--- SOURCE DATA Enclosed Below ---

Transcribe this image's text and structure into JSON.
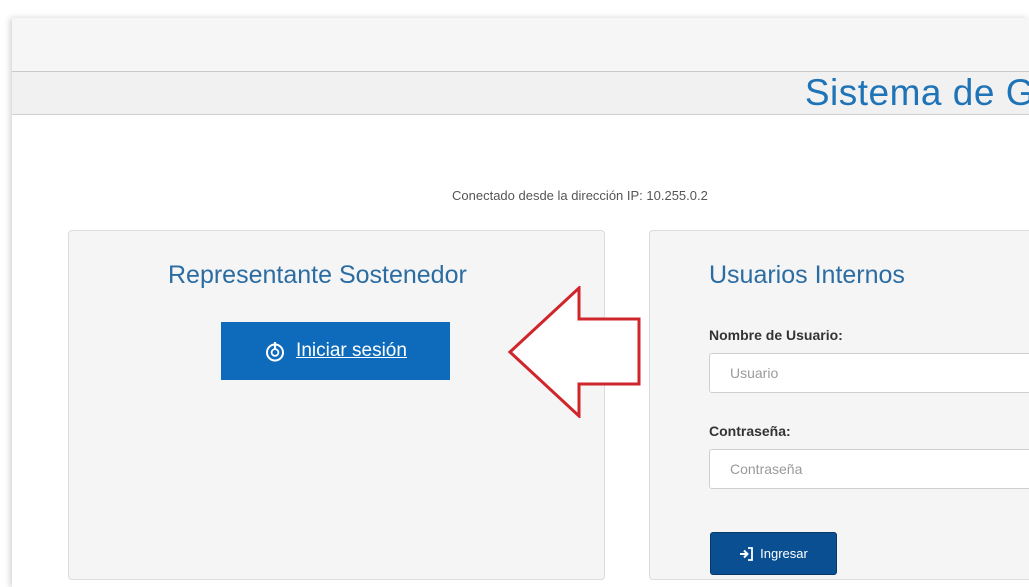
{
  "header": {
    "title": "Sistema de G"
  },
  "connection": {
    "text": "Conectado desde la dirección IP: 10.255.0.2"
  },
  "representative": {
    "title": "Representante Sostenedor",
    "login_button": {
      "label": "Iniciar sesión",
      "icon": "power-icon"
    }
  },
  "internal_users": {
    "title": "Usuarios Internos",
    "username": {
      "label": "Nombre de Usuario:",
      "placeholder": "Usuario"
    },
    "password": {
      "label": "Contraseña:",
      "placeholder": "Contraseña"
    },
    "submit": {
      "label": "Ingresar",
      "icon": "sign-in-icon"
    }
  },
  "annotation": {
    "arrow_color": "#d0262b",
    "icon": "arrow-left-icon"
  },
  "colors": {
    "accent": "#1f73b7",
    "button_primary": "#0e6bbb",
    "button_dark": "#0b4f93",
    "panel_bg": "#f5f5f5"
  }
}
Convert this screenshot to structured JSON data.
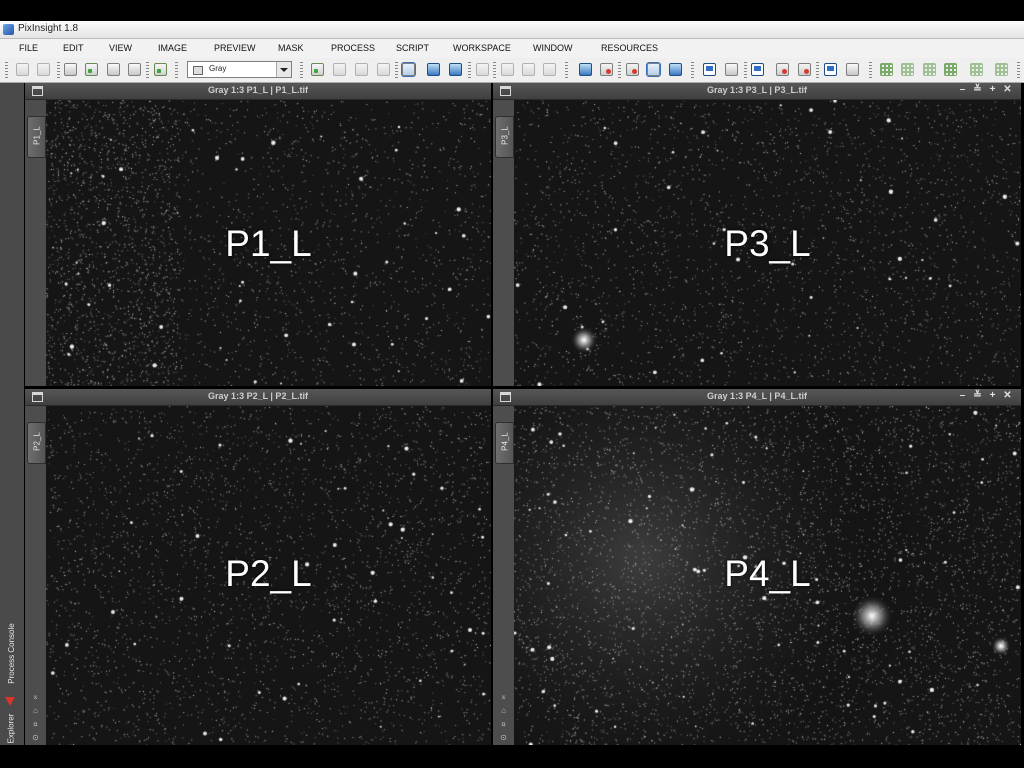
{
  "app": {
    "title": "PixInsight 1.8"
  },
  "menu": [
    "FILE",
    "EDIT",
    "VIEW",
    "IMAGE",
    "PREVIEW",
    "MASK",
    "PROCESS",
    "SCRIPT",
    "WORKSPACE",
    "WINDOW",
    "RESOURCES"
  ],
  "toolbar": {
    "view_select_value": "Gray"
  },
  "side_panel": {
    "process_console": "Process Console",
    "explorer": "Explorer"
  },
  "windows": {
    "p1": {
      "title": "Gray 1:3 P1_L | P1_L.tif",
      "id": "P1_L",
      "label": "P1_L"
    },
    "p3": {
      "title": "Gray 1:3 P3_L | P3_L.tif",
      "id": "P3_L",
      "label": "P3_L"
    },
    "p2": {
      "title": "Gray 1:3 P2_L | P2_L.tif",
      "id": "P2_L",
      "label": "P2_L"
    },
    "p4": {
      "title": "Gray 1:3 P4_L | P4_L.tif",
      "id": "P4_L",
      "label": "P4_L"
    }
  },
  "window_controls": {
    "minimize": "–",
    "shade": "≚",
    "maximize": "+",
    "close": "✕"
  },
  "colors": {
    "image_background": "#141414",
    "panel": "#4a4a4a",
    "accent_red": "#d9362b"
  }
}
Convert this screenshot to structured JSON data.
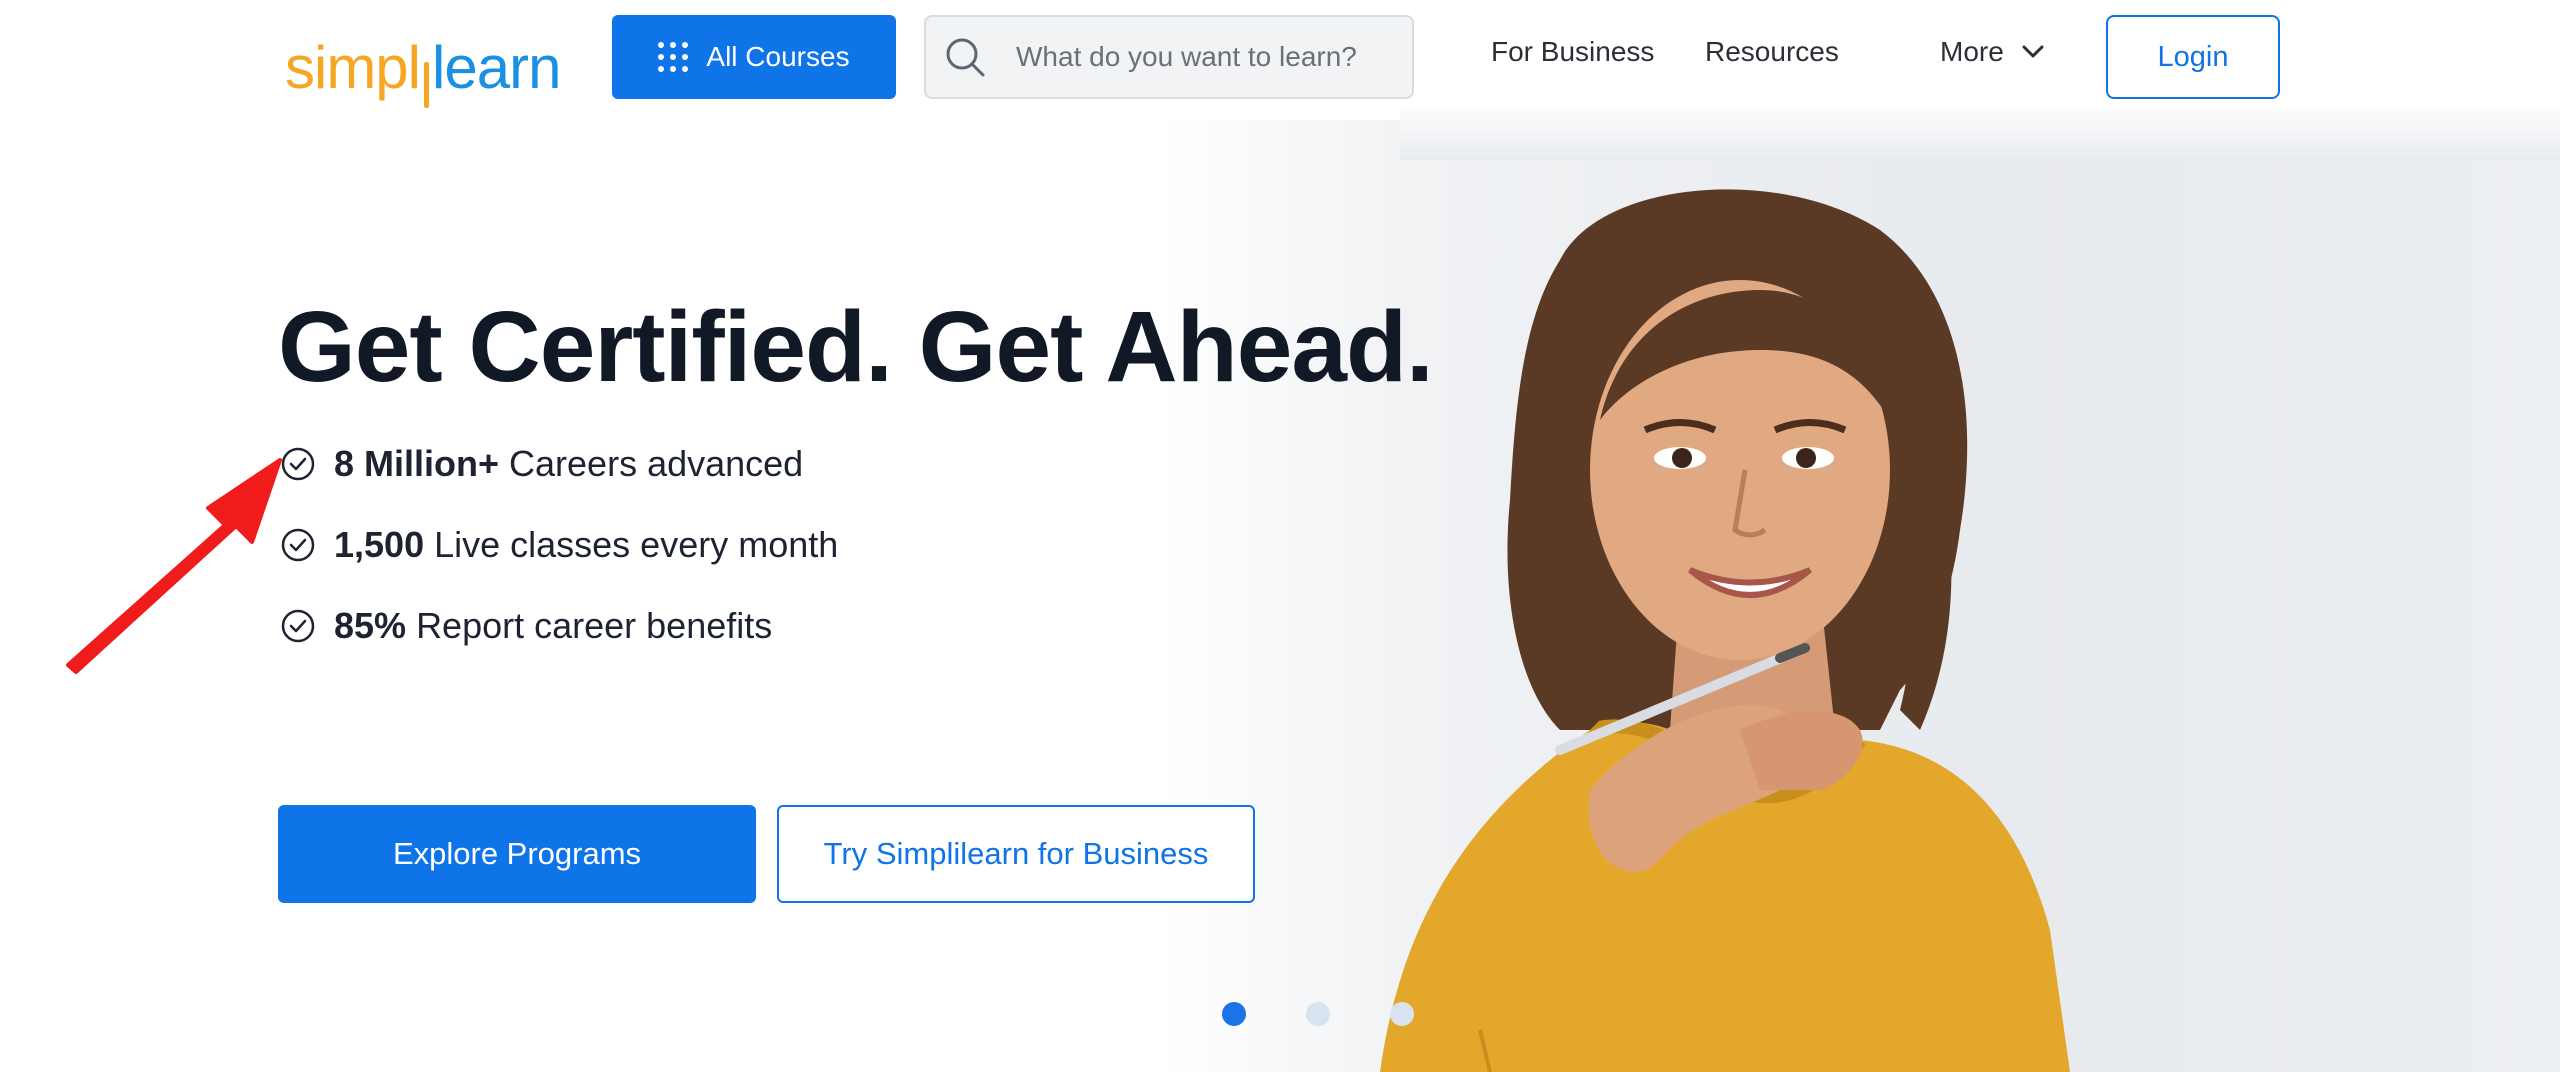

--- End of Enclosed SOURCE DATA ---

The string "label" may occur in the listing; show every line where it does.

      "label": "Iniciar sesión",
      "label": "Nombre de Usuario:",
      "label": "Contraseña:",
      "label": "Ingresar",
      "label": "P1_L"
      "label": "P3_L"
      "label": "P2_L"
      "label": "P4_L"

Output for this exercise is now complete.